You may have heard of the terms “past due”, “loan default” and “collections”. All of these terms mean different things, but they are all to be avoided. You Need to Know; How Loan Default Affect Credit Score?
What Does Past Due Mean?
Past due simply means a late payment. If your payment is 30 days past due, then the payment has not been received, and it was due 30 days prior.
Credit cards and other revolving lines of credit will apply your past due payment to next month’s payment while also tacking on a fee. It could also mean that you will have a higher, penalty interest rate.
Installment loans are usually not quite so nice about it. An installment loan has a threshold for how long it will accept a late payment before the loan goes into default. However, installment loans may have a ‘grace period’ in which time you can send in a loan payment without a penalty.
To learn what would happen if your payment goes past due, check the terms of the credit card or loan.
Past due payments do end up on your credit report and they do negatively affect your credit score. So avoid them!
What Is Loan Default? How Loan Default Affect Credit Score?
If a loan goes into default (or if you default on your loan), that means that you have failed to uphold your promise to pay back the loan.
So, what does loan default do to your credit score? The consequences of defaulting on a loan can be enormous. The first thing that happens is that it ends up on your credit report. A loan in default is a major black mark on your credit report and will cause your credit score to drop significantly!

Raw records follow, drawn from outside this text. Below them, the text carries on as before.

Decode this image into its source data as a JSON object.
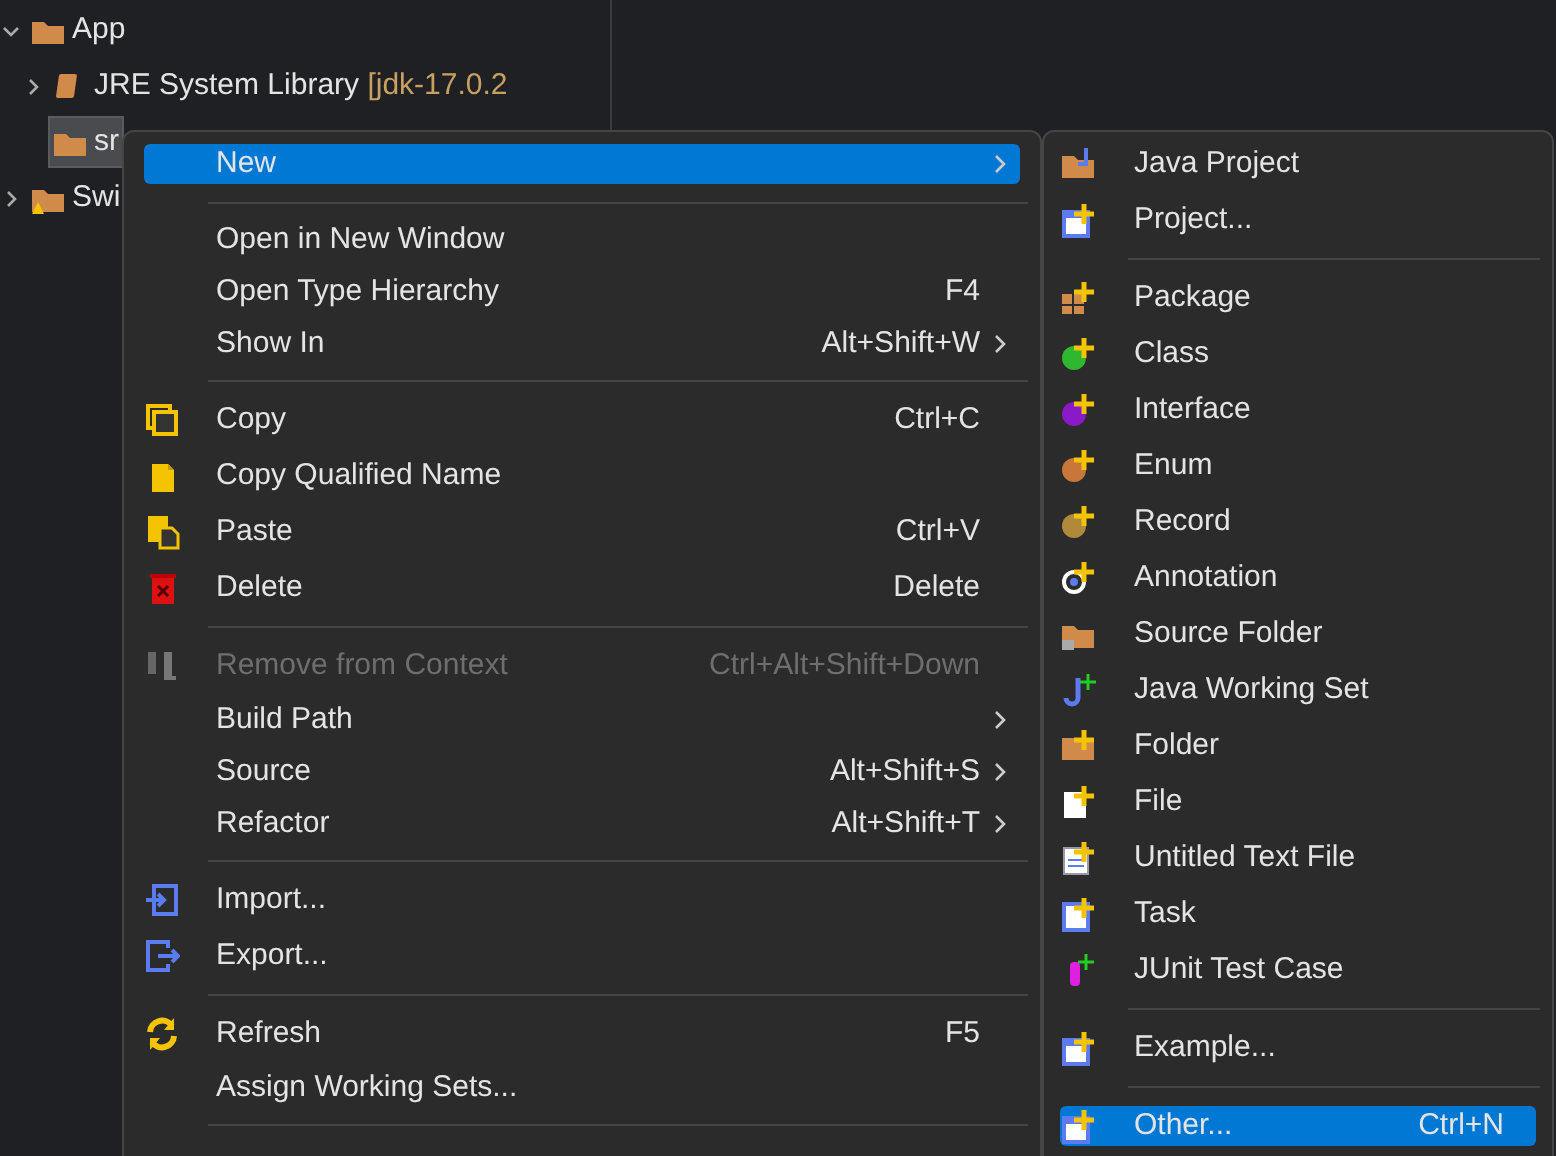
{
  "tree": [
    {
      "label": "App",
      "expanded": true,
      "selected": false,
      "warning": false,
      "children": [
        {
          "label": "JRE System Library",
          "suffix": "[jdk-17.0.2",
          "expanded": false,
          "selected": false,
          "warning": false
        },
        {
          "label": "sr",
          "selected": true,
          "warning": false
        }
      ]
    },
    {
      "label": "Swi",
      "expanded": false,
      "selected": false,
      "warning": true
    }
  ],
  "context_menu": {
    "items": [
      {
        "label": "New",
        "submenu": true,
        "selected": true,
        "disabled": false
      },
      {
        "kind": "separator"
      },
      {
        "label": "Open in New Window",
        "submenu": false,
        "selected": false,
        "disabled": false
      },
      {
        "label": "Open Type Hierarchy",
        "shortcut": "F4",
        "submenu": false,
        "selected": false,
        "disabled": false
      },
      {
        "label": "Show In",
        "shortcut": "Alt+Shift+W",
        "submenu": true,
        "selected": false,
        "disabled": false
      },
      {
        "kind": "separator"
      },
      {
        "label": "Copy",
        "shortcut": "Ctrl+C",
        "submenu": false,
        "selected": false,
        "disabled": false
      },
      {
        "label": "Copy Qualified Name",
        "submenu": false,
        "selected": false,
        "disabled": false
      },
      {
        "label": "Paste",
        "shortcut": "Ctrl+V",
        "submenu": false,
        "selected": false,
        "disabled": false
      },
      {
        "label": "Delete",
        "shortcut": "Delete",
        "submenu": false,
        "selected": false,
        "disabled": false
      },
      {
        "kind": "separator"
      },
      {
        "label": "Remove from Context",
        "shortcut": "Ctrl+Alt+Shift+Down",
        "submenu": false,
        "selected": false,
        "disabled": true
      },
      {
        "label": "Build Path",
        "submenu": true,
        "selected": false,
        "disabled": false
      },
      {
        "label": "Source",
        "shortcut": "Alt+Shift+S",
        "submenu": true,
        "selected": false,
        "disabled": false
      },
      {
        "label": "Refactor",
        "shortcut": "Alt+Shift+T",
        "submenu": true,
        "selected": false,
        "disabled": false
      },
      {
        "kind": "separator"
      },
      {
        "label": "Import...",
        "submenu": false,
        "selected": false,
        "disabled": false
      },
      {
        "label": "Export...",
        "submenu": false,
        "selected": false,
        "disabled": false
      },
      {
        "kind": "separator"
      },
      {
        "label": "Refresh",
        "shortcut": "F5",
        "submenu": false,
        "selected": false,
        "disabled": false
      },
      {
        "label": "Assign Working Sets...",
        "submenu": false,
        "selected": false,
        "disabled": false
      },
      {
        "kind": "separator"
      }
    ]
  },
  "new_submenu": {
    "items": [
      {
        "label": "Java Project",
        "selected": false
      },
      {
        "label": "Project...",
        "selected": false
      },
      {
        "kind": "separator"
      },
      {
        "label": "Package",
        "selected": false
      },
      {
        "label": "Class",
        "selected": false
      },
      {
        "label": "Interface",
        "selected": false
      },
      {
        "label": "Enum",
        "selected": false
      },
      {
        "label": "Record",
        "selected": false
      },
      {
        "label": "Annotation",
        "selected": false
      },
      {
        "label": "Source Folder",
        "selected": false
      },
      {
        "label": "Java Working Set",
        "selected": false
      },
      {
        "label": "Folder",
        "selected": false
      },
      {
        "label": "File",
        "selected": false
      },
      {
        "label": "Untitled Text File",
        "selected": false
      },
      {
        "label": "Task",
        "selected": false
      },
      {
        "label": "JUnit Test Case",
        "selected": false
      },
      {
        "kind": "separator"
      },
      {
        "label": "Example...",
        "selected": false
      },
      {
        "kind": "separator"
      },
      {
        "label": "Other...",
        "shortcut": "Ctrl+N",
        "selected": true
      }
    ]
  }
}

What’s worse is that a loan default will stay on your credit report for up to seven years. This derogatory item could affect your ability to get loans for nearly a decade. So a loan default should absolutely be avoided!
A good way to remember it is: a past due payment will cause a loan to go into default. If a loan goes into default, it could go to collections. To learn more about items in collections, check out our article on collections and how it works! Now that you know what does loan default do to your credit score, you need to learn how to avoid it.
How Do I Avoid Default?
Avoiding default is largely common sense. To avoid default, make your payments on time and make sure they’re being received by the correct payee as late payment can hurt your score badly! If you pay your bills on time, you won’t ever have to worry about a loan going into default. And, your credit score will go up over time.
But sometimes life gets in the way, and you might be unable to make a payment on time. If this is the case, discuss your options with your lender. Here are some options you might want to choose from:
Payment deferment: This is an agreement that you can make with some lenders to defer payments on the grounds that you will pay back the loans after the deferment period is up. Interest will still accrue so your payments may be higher. It may also require that you make a small ‘good faith’ payment upfront which goes toward your balance.
Lower payments: You can also discuss options with your lender for lowering your payment amounts. This will lengthen the amount of time that it takes to pay down your loan. However, it’s still better than going into default.
Student loans offer more options for deferring payment to avoid default. You can defer payments if, for example, you choose to go back to school (or are currently in school). You can also request a period of forbearance from your student loan lenders. Forbearance is a form of payment deferment specific to student loans, and it does not affect your credit. You can request up to 12 months forbearance per loan.
Avoid going into debt to make a payment! That just lands you in a cyclical trap. It’s much better to call the lender and figure out what you can do.
I Have An Item In Default, What Do I Do?
If you have a loan in default, you still have options. After all, lenders don’t actually want to put a loan into collections. When they put a loan into collections, they’re selling the debt for pennies on the dollar to a company that will simply hound the people who owe them money. It’s a write-off, and represents a loss.
Ultimately, the lender wants their money back, so lenders are willing to work with you.
Most lenders will accept an agreement to pay off the balance to have the item removed from your credit report. If you are able to do this, great! If not, there might be other things you can do.
Call your lender and discuss payment plan options. They’ll likely be sympathetic to your plight, and since they do still want your money, they should be willing to work with you.
You have to call the lender and make sure they haven’t already started the collections process.
If you need help removing an old default item from your credit report, call The Credit Pros at 1-800-411-3050. We will stick up for you and make sure that the credit bureaus strike that black mark from your report, saving your financial future in the process. Call today!